Well, the Internet access industry is starting to shake its way out. The much-anticipated consolidation of access providers is nearing its end. In broadband, this means that most users have little or no choice of providers. Though many of the changes have been hard on user choice, this is not necessarily a bad thing. In some cases, it's better to have one stable and pricey provider than 100 unstable, cheap providers. The shakeout was painful for scores of users who often were left with no connection when they needed it most. And some providers left standing don't exactly have good track records, either.
Still, there is reason for users to be optimistic about the future. The following is an outline of the way the Internet access business should go in the coming year. I provide it to give you a better understanding of where you should go now, assuming you want to stick with the same internet access provider for at least a year.
Don't ditch dial-up
A lot of users were glad they hung on to their dial-up accounts in the midst of uncertainty with their broadband connections. When things go bad with broadband (as they often do), you at least can get e-mail, if not a quick scan of the headlines in text-heavy Web sites.
If you have a dial-up account, and you're paying less than $20 for it, consider it a blessing to have a back-up system. At the very least, when you need to reach tech support for your broadband account and you can't get through due to heavy call volume, you can e-mail them from your dial-up account. Things to look out for in dial-up:
Go with a provider that has been around long enough to quickly respond to such issues as software upgrades and peak calling volumes.
Read the fine print before signing. Some ISPs will disconnect you after a relatively short amount of time of idleness. Others let you stay online as long as you're actively engaged. Still others never disconnect users. The last is preferable; the middle option usually offers the best value.
Check out Boardwatch magazine's ISP Directory to see how much infrastructure you will be paying for.
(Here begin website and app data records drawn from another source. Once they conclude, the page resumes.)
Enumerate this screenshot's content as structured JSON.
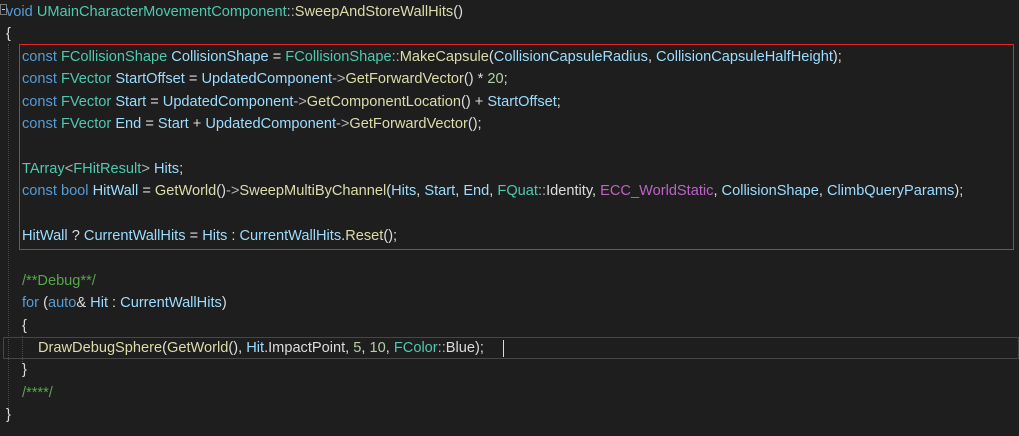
{
  "editor": {
    "lines": [
      [
        [
          "kw",
          "void"
        ],
        [
          "pl",
          " "
        ],
        [
          "ty",
          "UMainCharacterMovementComponent"
        ],
        [
          "op",
          "::"
        ],
        [
          "fn",
          "SweepAndStoreWallHits"
        ],
        [
          "pl",
          "()"
        ]
      ],
      [
        [
          "pl",
          "{"
        ]
      ],
      [
        [
          "kw",
          "const"
        ],
        [
          "pl",
          " "
        ],
        [
          "ty",
          "FCollisionShape"
        ],
        [
          "pl",
          " "
        ],
        [
          "var",
          "CollisionShape"
        ],
        [
          "pl",
          " = "
        ],
        [
          "ty",
          "FCollisionShape"
        ],
        [
          "op",
          "::"
        ],
        [
          "fn",
          "MakeCapsule"
        ],
        [
          "pl",
          "("
        ],
        [
          "var",
          "CollisionCapsuleRadius"
        ],
        [
          "pl",
          ", "
        ],
        [
          "var",
          "CollisionCapsuleHalfHeight"
        ],
        [
          "pl",
          ");"
        ]
      ],
      [
        [
          "kw",
          "const"
        ],
        [
          "pl",
          " "
        ],
        [
          "ty",
          "FVector"
        ],
        [
          "pl",
          " "
        ],
        [
          "var",
          "StartOffset"
        ],
        [
          "pl",
          " = "
        ],
        [
          "var",
          "UpdatedComponent"
        ],
        [
          "op",
          "->"
        ],
        [
          "fn",
          "GetForwardVector"
        ],
        [
          "pl",
          "() * "
        ],
        [
          "num",
          "20"
        ],
        [
          "pl",
          ";"
        ]
      ],
      [
        [
          "kw",
          "const"
        ],
        [
          "pl",
          " "
        ],
        [
          "ty",
          "FVector"
        ],
        [
          "pl",
          " "
        ],
        [
          "var",
          "Start"
        ],
        [
          "pl",
          " = "
        ],
        [
          "var",
          "UpdatedComponent"
        ],
        [
          "op",
          "->"
        ],
        [
          "fn",
          "GetComponentLocation"
        ],
        [
          "pl",
          "() + "
        ],
        [
          "var",
          "StartOffset"
        ],
        [
          "pl",
          ";"
        ]
      ],
      [
        [
          "kw",
          "const"
        ],
        [
          "pl",
          " "
        ],
        [
          "ty",
          "FVector"
        ],
        [
          "pl",
          " "
        ],
        [
          "var",
          "End"
        ],
        [
          "pl",
          " = "
        ],
        [
          "var",
          "Start"
        ],
        [
          "pl",
          " + "
        ],
        [
          "var",
          "UpdatedComponent"
        ],
        [
          "op",
          "->"
        ],
        [
          "fn",
          "GetForwardVector"
        ],
        [
          "pl",
          "();"
        ]
      ],
      [],
      [
        [
          "ty",
          "TArray"
        ],
        [
          "op",
          "<"
        ],
        [
          "ty",
          "FHitResult"
        ],
        [
          "op",
          ">"
        ],
        [
          "pl",
          " "
        ],
        [
          "var",
          "Hits"
        ],
        [
          "pl",
          ";"
        ]
      ],
      [
        [
          "kw",
          "const"
        ],
        [
          "pl",
          " "
        ],
        [
          "kw",
          "bool"
        ],
        [
          "pl",
          " "
        ],
        [
          "var",
          "HitWall"
        ],
        [
          "pl",
          " = "
        ],
        [
          "fn",
          "GetWorld"
        ],
        [
          "pl",
          "()"
        ],
        [
          "op",
          "->"
        ],
        [
          "fn",
          "SweepMultiByChannel"
        ],
        [
          "pl",
          "("
        ],
        [
          "var",
          "Hits"
        ],
        [
          "pl",
          ", "
        ],
        [
          "var",
          "Start"
        ],
        [
          "pl",
          ", "
        ],
        [
          "var",
          "End"
        ],
        [
          "pl",
          ", "
        ],
        [
          "ty",
          "FQuat"
        ],
        [
          "op",
          "::"
        ],
        [
          "pl",
          "Identity, "
        ],
        [
          "mc",
          "ECC_WorldStatic"
        ],
        [
          "pl",
          ", "
        ],
        [
          "var",
          "CollisionShape"
        ],
        [
          "pl",
          ", "
        ],
        [
          "var",
          "ClimbQueryParams"
        ],
        [
          "pl",
          ");"
        ]
      ],
      [],
      [
        [
          "var",
          "HitWall"
        ],
        [
          "pl",
          " ? "
        ],
        [
          "var",
          "CurrentWallHits"
        ],
        [
          "pl",
          " = "
        ],
        [
          "var",
          "Hits"
        ],
        [
          "pl",
          " : "
        ],
        [
          "var",
          "CurrentWallHits"
        ],
        [
          "pl",
          "."
        ],
        [
          "fn",
          "Reset"
        ],
        [
          "pl",
          "();"
        ]
      ],
      [],
      [
        [
          "cm",
          "/**Debug**/"
        ]
      ],
      [
        [
          "kw",
          "for"
        ],
        [
          "pl",
          " ("
        ],
        [
          "kw",
          "auto"
        ],
        [
          "pl",
          "& "
        ],
        [
          "var",
          "Hit"
        ],
        [
          "pl",
          " : "
        ],
        [
          "var",
          "CurrentWallHits"
        ],
        [
          "pl",
          ")"
        ]
      ],
      [
        [
          "pl",
          "{"
        ]
      ],
      [
        [
          "fn",
          "DrawDebugSphere"
        ],
        [
          "pl",
          "("
        ],
        [
          "fn",
          "GetWorld"
        ],
        [
          "pl",
          "(), "
        ],
        [
          "var",
          "Hit"
        ],
        [
          "pl",
          ".ImpactPoint, "
        ],
        [
          "num",
          "5"
        ],
        [
          "pl",
          ", "
        ],
        [
          "num",
          "10"
        ],
        [
          "pl",
          ", "
        ],
        [
          "ty",
          "FColor"
        ],
        [
          "op",
          "::"
        ],
        [
          "pl",
          "Blue);"
        ]
      ],
      [
        [
          "pl",
          "}"
        ]
      ],
      [
        [
          "cm",
          "/****/"
        ]
      ],
      [
        [
          "pl",
          "}"
        ]
      ]
    ]
  }
}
Make sure your chosen ISP has an acceptable ratio of modems to users. Three users for every modem is acceptable, considering that it is unlikely that all their customers will dial up at once. o Match prices with the ratio of modem pools to users.
Check out options such as personal Web site services and multiple addresses. These are nice to have and can add value to your experience as long as you use them--provided they're bundled in.
Of all the access methods, DSL has received the most scorn since I've been at this job. My own experiences were horrendous, and I'm not alone. It works great for about 20 percent of the population who are geographically blessed. It works OK for another 30 percent or so of the population, who may have to endure some line noise in order to get DSL. And it doesn't work at all for the other half. Couple its inherent technical limitations with DSL providers falling off the wires like shocked birds, and the situation has not been pretty.
Still, those providers that have made it through the shock test should be able to offer a good experience (with the exception of Qwest). Consider DSL carefully and you will avoid a lot of pain.
Some DSL issues you should consider:
Talk to a neighbor about their DSL experience. Do they have a lot of line noise on the phone even with the filters? Did they have any equipment or network problems with their provider? If so, did they get put on hold and shuffled around through tech support when they called in? Was their DSL provider able to support a variety of platforms, or was it basically Windows-only?
Consider an ISP for DSL service.
The Baby Bells, such as Qwest and Verizon, are not well equipped to deliver DSL service. Even though smaller ISPs may only resell DSL service from Baby Bell providers, they at least provide a live human being when things go wrong. Because the Baby Bells know the cost of supporting DSL users, they can offer DSL to ISPs much more cheaply than they can offer it directly to users. So you can often get a price break from ISPs, especially if you're willing to accept a slightly slower connection.
Mary works in US for a media company, occasionally writing for the biggest cheap internet access news portal, and drinking too much coffee.